> **WORK TO BE COMPLETED**
Copy each line containing the word "published" from the records that follow, please.

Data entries
◇ ◇ ◇
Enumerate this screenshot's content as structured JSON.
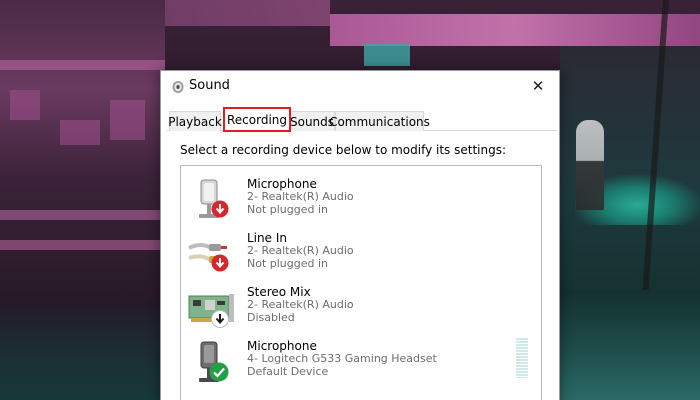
{
  "dialog": {
    "title": "Sound",
    "close_glyph": "✕",
    "icon": "speaker-icon"
  },
  "tabs": [
    {
      "label": "Playback",
      "active": false
    },
    {
      "label": "Recording",
      "active": true
    },
    {
      "label": "Sounds",
      "active": false
    },
    {
      "label": "Communications",
      "active": false
    }
  ],
  "instructions": "Select a recording device below to modify its settings:",
  "devices": [
    {
      "name": "Microphone",
      "sub": "2- Realtek(R) Audio",
      "status": "Not plugged in",
      "icon": "microphone-icon",
      "badge": "red-down-arrow-icon"
    },
    {
      "name": "Line In",
      "sub": "2- Realtek(R) Audio",
      "status": "Not plugged in",
      "icon": "line-in-cable-icon",
      "badge": "red-down-arrow-icon"
    },
    {
      "name": "Stereo Mix",
      "sub": "2- Realtek(R) Audio",
      "status": "Disabled",
      "icon": "sound-card-icon",
      "badge": "black-down-arrow-icon"
    },
    {
      "name": "Microphone",
      "sub": "4- Logitech G533 Gaming Headset",
      "status": "Default Device",
      "icon": "headset-microphone-icon",
      "badge": "green-check-icon"
    }
  ],
  "colors": {
    "highlight": "#e01e22",
    "badge_red": "#d9262c",
    "badge_green": "#23a047",
    "badge_black": "#1c1c1c"
  }
}
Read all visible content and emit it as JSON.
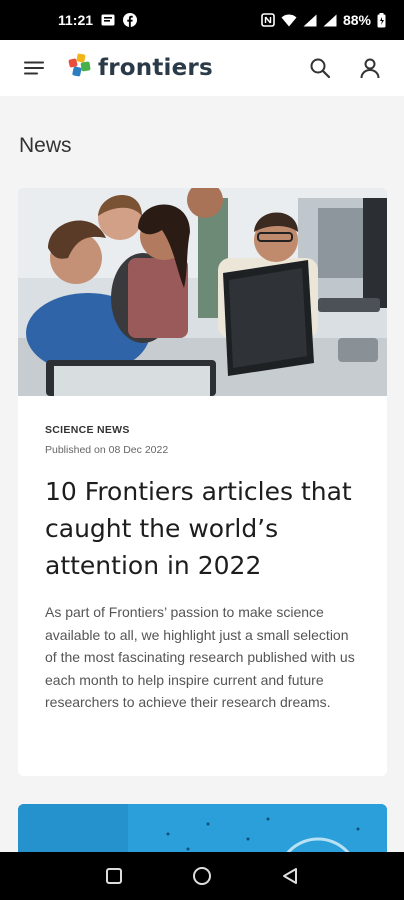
{
  "status_bar": {
    "time": "11:21",
    "battery": "88%",
    "icons": [
      "message-icon",
      "facebook-icon",
      "nfc-icon",
      "wifi-icon",
      "signal-icon",
      "signal-icon",
      "battery-icon"
    ]
  },
  "app_bar": {
    "logo_text": "frontiers",
    "menu_icon": "hamburger-menu-icon",
    "search_icon": "search-icon",
    "account_icon": "user-icon"
  },
  "main": {
    "section_title": "News",
    "article": {
      "category": "SCIENCE NEWS",
      "published": "Published on 08 Dec 2022",
      "headline": "10 Frontiers articles that caught the world’s attention in 2022",
      "excerpt": "As part of Frontiers’ passion to make science available to all, we highlight just a small selection of the most fascinating research published with us each month to help inspire current and future researchers to achieve their research dreams."
    }
  },
  "nav_bar": {
    "icons": [
      "recents-square-icon",
      "home-circle-icon",
      "back-triangle-icon"
    ]
  },
  "colors": {
    "brand_text": "#2b3a48",
    "page_bg": "#f4f4f4",
    "card_bg": "#ffffff",
    "second_card": "#2a9fd9"
  }
}
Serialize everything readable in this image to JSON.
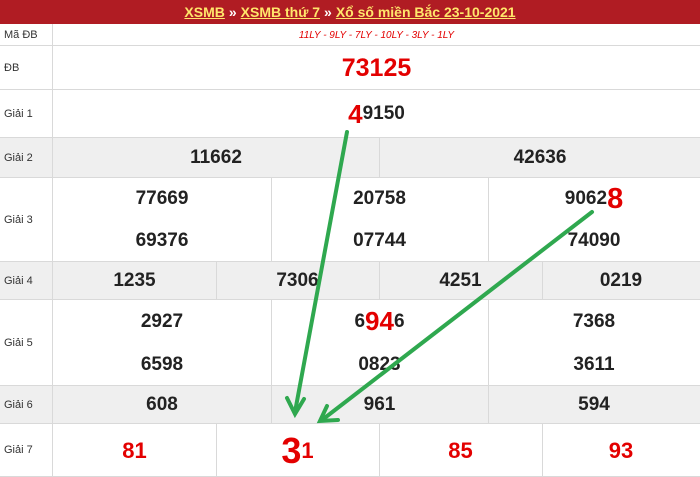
{
  "header": {
    "link1": "XSMB",
    "sep1": "»",
    "link2": "XSMB thứ 7",
    "sep2": "»",
    "link3": "Xổ số miền Bắc 23-10-2021"
  },
  "colors": {
    "header_bg": "#b01c23",
    "header_text": "#ffe66b",
    "accent_red": "#e30000",
    "arrow_green": "#2fa84f",
    "row_gray": "#efefef"
  },
  "rows": {
    "ma_db": {
      "label": "Mã ĐB",
      "value": "11LY - 9LY - 7LY - 10LY - 3LY - 1LY"
    },
    "db": {
      "label": "ĐB",
      "value": "73125"
    },
    "g1": {
      "label": "Giải 1",
      "hi": "4",
      "rest": "9150"
    },
    "g2": {
      "label": "Giải 2",
      "values": [
        "11662",
        "42636"
      ]
    },
    "g3": {
      "label": "Giải 3",
      "values": [
        "77669",
        "20758",
        "69376",
        "07744",
        "74090"
      ],
      "v3_plain": "9062",
      "v3_hi": "8"
    },
    "g4": {
      "label": "Giải 4",
      "values": [
        "1235",
        "7306",
        "4251",
        "0219"
      ]
    },
    "g5": {
      "label": "Giải 5",
      "values": [
        "2927",
        "7368",
        "6598",
        "0823",
        "3611"
      ],
      "v2_pre": "6",
      "v2_hi": "94",
      "v2_post": "6"
    },
    "g6": {
      "label": "Giải 6",
      "values": [
        "608",
        "961",
        "594"
      ]
    },
    "g7": {
      "label": "Giải 7",
      "values": [
        "81",
        "85",
        "93"
      ],
      "v2_hi": "3",
      "v2_post": "1"
    }
  },
  "annotation": {
    "arrow_count": 2,
    "arrow_icon": "green-arrow-icon"
  }
}
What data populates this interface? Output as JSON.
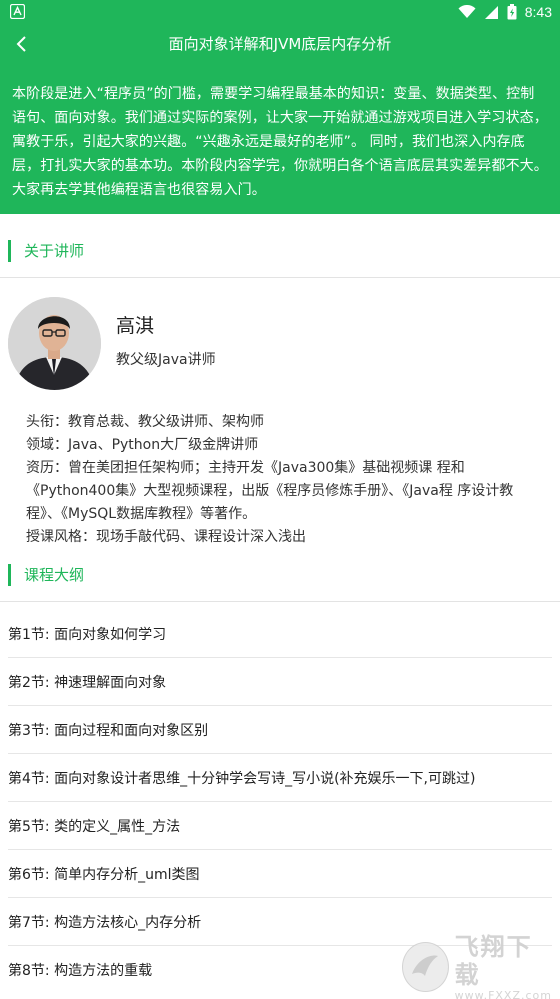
{
  "status_bar": {
    "time": "8:43",
    "icons": [
      "app-icon",
      "wifi-icon",
      "signal-icon",
      "battery-icon"
    ]
  },
  "app_bar": {
    "title": "面向对象详解和JVM底层内存分析",
    "back_icon": "chevron-left-icon"
  },
  "intro": {
    "text": "本阶段是进入“程序员”的门槛，需要学习编程最基本的知识：变量、数据类型、控制语句、面向对象。我们通过实际的案例，让大家一开始就通过游戏项目进入学习状态，寓教于乐，引起大家的兴趣。“兴趣永远是最好的老师”。 同时，我们也深入内存底层，打扎实大家的基本功。本阶段内容学完，你就明白各个语言底层其实差异都不大。大家再去学其他编程语言也很容易入门。"
  },
  "about": {
    "header": "关于讲师",
    "name": "高淇",
    "title": "教父级Java讲师",
    "bio": [
      "头衔：教育总裁、教父级讲师、架构师",
      "领域：Java、Python大厂级金牌讲师",
      "资历：曾在美团担任架构师；主持开发《Java300集》基础视频课 程和《Python400集》大型视频课程，出版《程序员修炼手册》、《Java程 序设计教程》、《MySQL数据库教程》等著作。",
      "授课风格：现场手敲代码、课程设计深入浅出"
    ]
  },
  "outline": {
    "header": "课程大纲",
    "items": [
      "第1节: 面向对象如何学习",
      "第2节: 神速理解面向对象",
      "第3节: 面向过程和面向对象区别",
      "第4节: 面向对象设计者思维_十分钟学会写诗_写小说(补充娱乐一下,可跳过)",
      "第5节: 类的定义_属性_方法",
      "第6节: 简单内存分析_uml类图",
      "第7节: 构造方法核心_内存分析",
      "第8节: 构造方法的重载"
    ]
  },
  "watermark": {
    "name": "飞翔下载",
    "url": "www.FXXZ.com"
  },
  "colors": {
    "accent": "#1fb65a",
    "divider": "#e3e3e3"
  }
}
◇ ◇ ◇
> **ANSWER**
      "published": "Published on 08 Dec 2022",
      "excerpt": "As part of Frontiers’ passion to make science available to all, we highlight just a small selection of the most fascinating research published with us each month to help inspire current and future researchers to achieve their research dreams."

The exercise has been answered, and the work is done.